[INPUT DATA]:

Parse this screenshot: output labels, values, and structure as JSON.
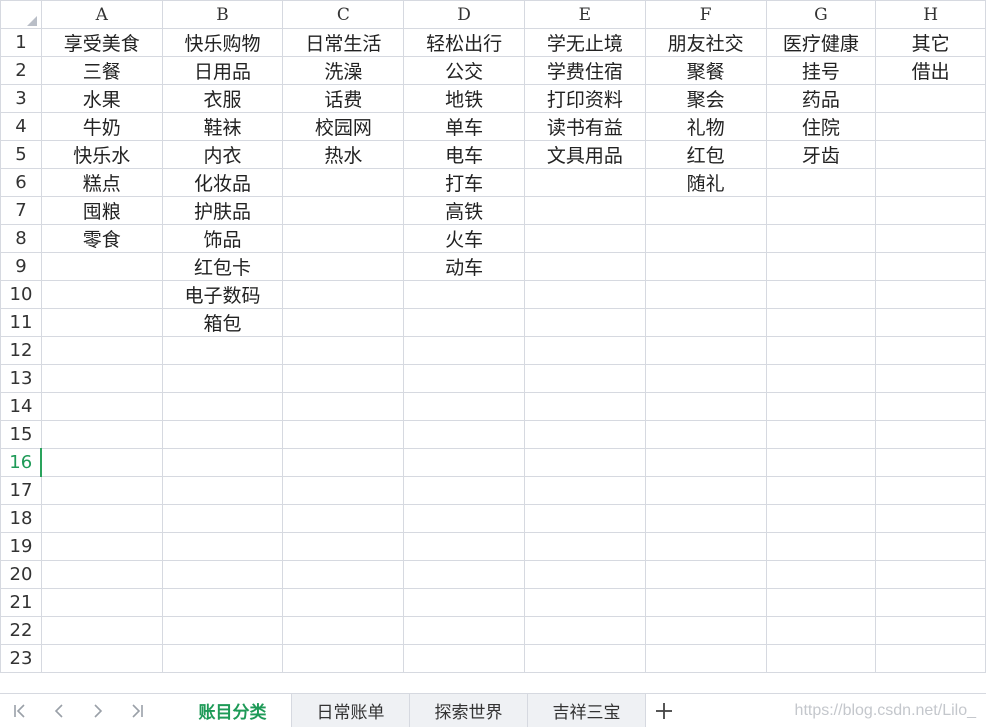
{
  "sheet": {
    "columns": [
      "A",
      "B",
      "C",
      "D",
      "E",
      "F",
      "G",
      "H"
    ],
    "active_row": 16,
    "rows": [
      {
        "num": "1",
        "cells": [
          "享受美食",
          "快乐购物",
          "日常生活",
          "轻松出行",
          "学无止境",
          "朋友社交",
          "医疗健康",
          "其它"
        ]
      },
      {
        "num": "2",
        "cells": [
          "三餐",
          "日用品",
          "洗澡",
          "公交",
          "学费住宿",
          "聚餐",
          "挂号",
          "借出"
        ]
      },
      {
        "num": "3",
        "cells": [
          "水果",
          "衣服",
          "话费",
          "地铁",
          "打印资料",
          "聚会",
          "药品",
          ""
        ]
      },
      {
        "num": "4",
        "cells": [
          "牛奶",
          "鞋袜",
          "校园网",
          "单车",
          "读书有益",
          "礼物",
          "住院",
          ""
        ]
      },
      {
        "num": "5",
        "cells": [
          "快乐水",
          "内衣",
          "热水",
          "电车",
          "文具用品",
          "红包",
          "牙齿",
          ""
        ]
      },
      {
        "num": "6",
        "cells": [
          "糕点",
          "化妆品",
          "",
          "打车",
          "",
          "随礼",
          "",
          ""
        ]
      },
      {
        "num": "7",
        "cells": [
          "囤粮",
          "护肤品",
          "",
          "高铁",
          "",
          "",
          "",
          ""
        ]
      },
      {
        "num": "8",
        "cells": [
          "零食",
          "饰品",
          "",
          "火车",
          "",
          "",
          "",
          ""
        ]
      },
      {
        "num": "9",
        "cells": [
          "",
          "红包卡",
          "",
          "动车",
          "",
          "",
          "",
          ""
        ]
      },
      {
        "num": "10",
        "cells": [
          "",
          "电子数码",
          "",
          "",
          "",
          "",
          "",
          ""
        ]
      },
      {
        "num": "11",
        "cells": [
          "",
          "箱包",
          "",
          "",
          "",
          "",
          "",
          ""
        ]
      },
      {
        "num": "12",
        "cells": [
          "",
          "",
          "",
          "",
          "",
          "",
          "",
          ""
        ]
      },
      {
        "num": "13",
        "cells": [
          "",
          "",
          "",
          "",
          "",
          "",
          "",
          ""
        ]
      },
      {
        "num": "14",
        "cells": [
          "",
          "",
          "",
          "",
          "",
          "",
          "",
          ""
        ]
      },
      {
        "num": "15",
        "cells": [
          "",
          "",
          "",
          "",
          "",
          "",
          "",
          ""
        ]
      },
      {
        "num": "16",
        "cells": [
          "",
          "",
          "",
          "",
          "",
          "",
          "",
          ""
        ]
      },
      {
        "num": "17",
        "cells": [
          "",
          "",
          "",
          "",
          "",
          "",
          "",
          ""
        ]
      },
      {
        "num": "18",
        "cells": [
          "",
          "",
          "",
          "",
          "",
          "",
          "",
          ""
        ]
      },
      {
        "num": "19",
        "cells": [
          "",
          "",
          "",
          "",
          "",
          "",
          "",
          ""
        ]
      },
      {
        "num": "20",
        "cells": [
          "",
          "",
          "",
          "",
          "",
          "",
          "",
          ""
        ]
      },
      {
        "num": "21",
        "cells": [
          "",
          "",
          "",
          "",
          "",
          "",
          "",
          ""
        ]
      },
      {
        "num": "22",
        "cells": [
          "",
          "",
          "",
          "",
          "",
          "",
          "",
          ""
        ]
      },
      {
        "num": "23",
        "cells": [
          "",
          "",
          "",
          "",
          "",
          "",
          "",
          ""
        ]
      }
    ]
  },
  "tabbar": {
    "nav_icons": [
      "first-sheet-icon",
      "prev-sheet-icon",
      "next-sheet-icon",
      "last-sheet-icon"
    ],
    "tabs": [
      {
        "label": "账目分类",
        "active": true
      },
      {
        "label": "日常账单",
        "active": false
      },
      {
        "label": "探索世界",
        "active": false
      },
      {
        "label": "吉祥三宝",
        "active": false
      }
    ],
    "add_icon": "plus-icon",
    "watermark": "https://blog.csdn.net/Lilo_"
  },
  "colors": {
    "accent": "#1e9a57",
    "gridline": "#d6d9e0",
    "tab_inactive_bg": "#eff1f4"
  }
}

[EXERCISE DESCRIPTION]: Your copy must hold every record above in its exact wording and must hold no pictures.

[TASK RESULT]:
Parse this screenshot: output labels, values, and structure as JSON.
{
  "sheet": {
    "columns": [
      "A",
      "B",
      "C",
      "D",
      "E",
      "F",
      "G",
      "H"
    ],
    "active_row": 16,
    "rows": [
      {
        "num": "1",
        "cells": [
          "享受美食",
          "快乐购物",
          "日常生活",
          "轻松出行",
          "学无止境",
          "朋友社交",
          "医疗健康",
          "其它"
        ]
      },
      {
        "num": "2",
        "cells": [
          "三餐",
          "日用品",
          "洗澡",
          "公交",
          "学费住宿",
          "聚餐",
          "挂号",
          "借出"
        ]
      },
      {
        "num": "3",
        "cells": [
          "水果",
          "衣服",
          "话费",
          "地铁",
          "打印资料",
          "聚会",
          "药品",
          ""
        ]
      },
      {
        "num": "4",
        "cells": [
          "牛奶",
          "鞋袜",
          "校园网",
          "单车",
          "读书有益",
          "礼物",
          "住院",
          ""
        ]
      },
      {
        "num": "5",
        "cells": [
          "快乐水",
          "内衣",
          "热水",
          "电车",
          "文具用品",
          "红包",
          "牙齿",
          ""
        ]
      },
      {
        "num": "6",
        "cells": [
          "糕点",
          "化妆品",
          "",
          "打车",
          "",
          "随礼",
          "",
          ""
        ]
      },
      {
        "num": "7",
        "cells": [
          "囤粮",
          "护肤品",
          "",
          "高铁",
          "",
          "",
          "",
          ""
        ]
      },
      {
        "num": "8",
        "cells": [
          "零食",
          "饰品",
          "",
          "火车",
          "",
          "",
          "",
          ""
        ]
      },
      {
        "num": "9",
        "cells": [
          "",
          "红包卡",
          "",
          "动车",
          "",
          "",
          "",
          ""
        ]
      },
      {
        "num": "10",
        "cells": [
          "",
          "电子数码",
          "",
          "",
          "",
          "",
          "",
          ""
        ]
      },
      {
        "num": "11",
        "cells": [
          "",
          "箱包",
          "",
          "",
          "",
          "",
          "",
          ""
        ]
      },
      {
        "num": "12",
        "cells": [
          "",
          "",
          "",
          "",
          "",
          "",
          "",
          ""
        ]
      },
      {
        "num": "13",
        "cells": [
          "",
          "",
          "",
          "",
          "",
          "",
          "",
          ""
        ]
      },
      {
        "num": "14",
        "cells": [
          "",
          "",
          "",
          "",
          "",
          "",
          "",
          ""
        ]
      },
      {
        "num": "15",
        "cells": [
          "",
          "",
          "",
          "",
          "",
          "",
          "",
          ""
        ]
      },
      {
        "num": "16",
        "cells": [
          "",
          "",
          "",
          "",
          "",
          "",
          "",
          ""
        ]
      },
      {
        "num": "17",
        "cells": [
          "",
          "",
          "",
          "",
          "",
          "",
          "",
          ""
        ]
      },
      {
        "num": "18",
        "cells": [
          "",
          "",
          "",
          "",
          "",
          "",
          "",
          ""
        ]
      },
      {
        "num": "19",
        "cells": [
          "",
          "",
          "",
          "",
          "",
          "",
          "",
          ""
        ]
      },
      {
        "num": "20",
        "cells": [
          "",
          "",
          "",
          "",
          "",
          "",
          "",
          ""
        ]
      },
      {
        "num": "21",
        "cells": [
          "",
          "",
          "",
          "",
          "",
          "",
          "",
          ""
        ]
      },
      {
        "num": "22",
        "cells": [
          "",
          "",
          "",
          "",
          "",
          "",
          "",
          ""
        ]
      },
      {
        "num": "23",
        "cells": [
          "",
          "",
          "",
          "",
          "",
          "",
          "",
          ""
        ]
      }
    ]
  },
  "tabbar": {
    "nav_icons": [
      "first-sheet-icon",
      "prev-sheet-icon",
      "next-sheet-icon",
      "last-sheet-icon"
    ],
    "tabs": [
      {
        "label": "账目分类",
        "active": true
      },
      {
        "label": "日常账单",
        "active": false
      },
      {
        "label": "探索世界",
        "active": false
      },
      {
        "label": "吉祥三宝",
        "active": false
      }
    ],
    "add_icon": "plus-icon",
    "watermark": "https://blog.csdn.net/Lilo_"
  },
  "colors": {
    "accent": "#1e9a57",
    "gridline": "#d6d9e0",
    "tab_inactive_bg": "#eff1f4"
  }
}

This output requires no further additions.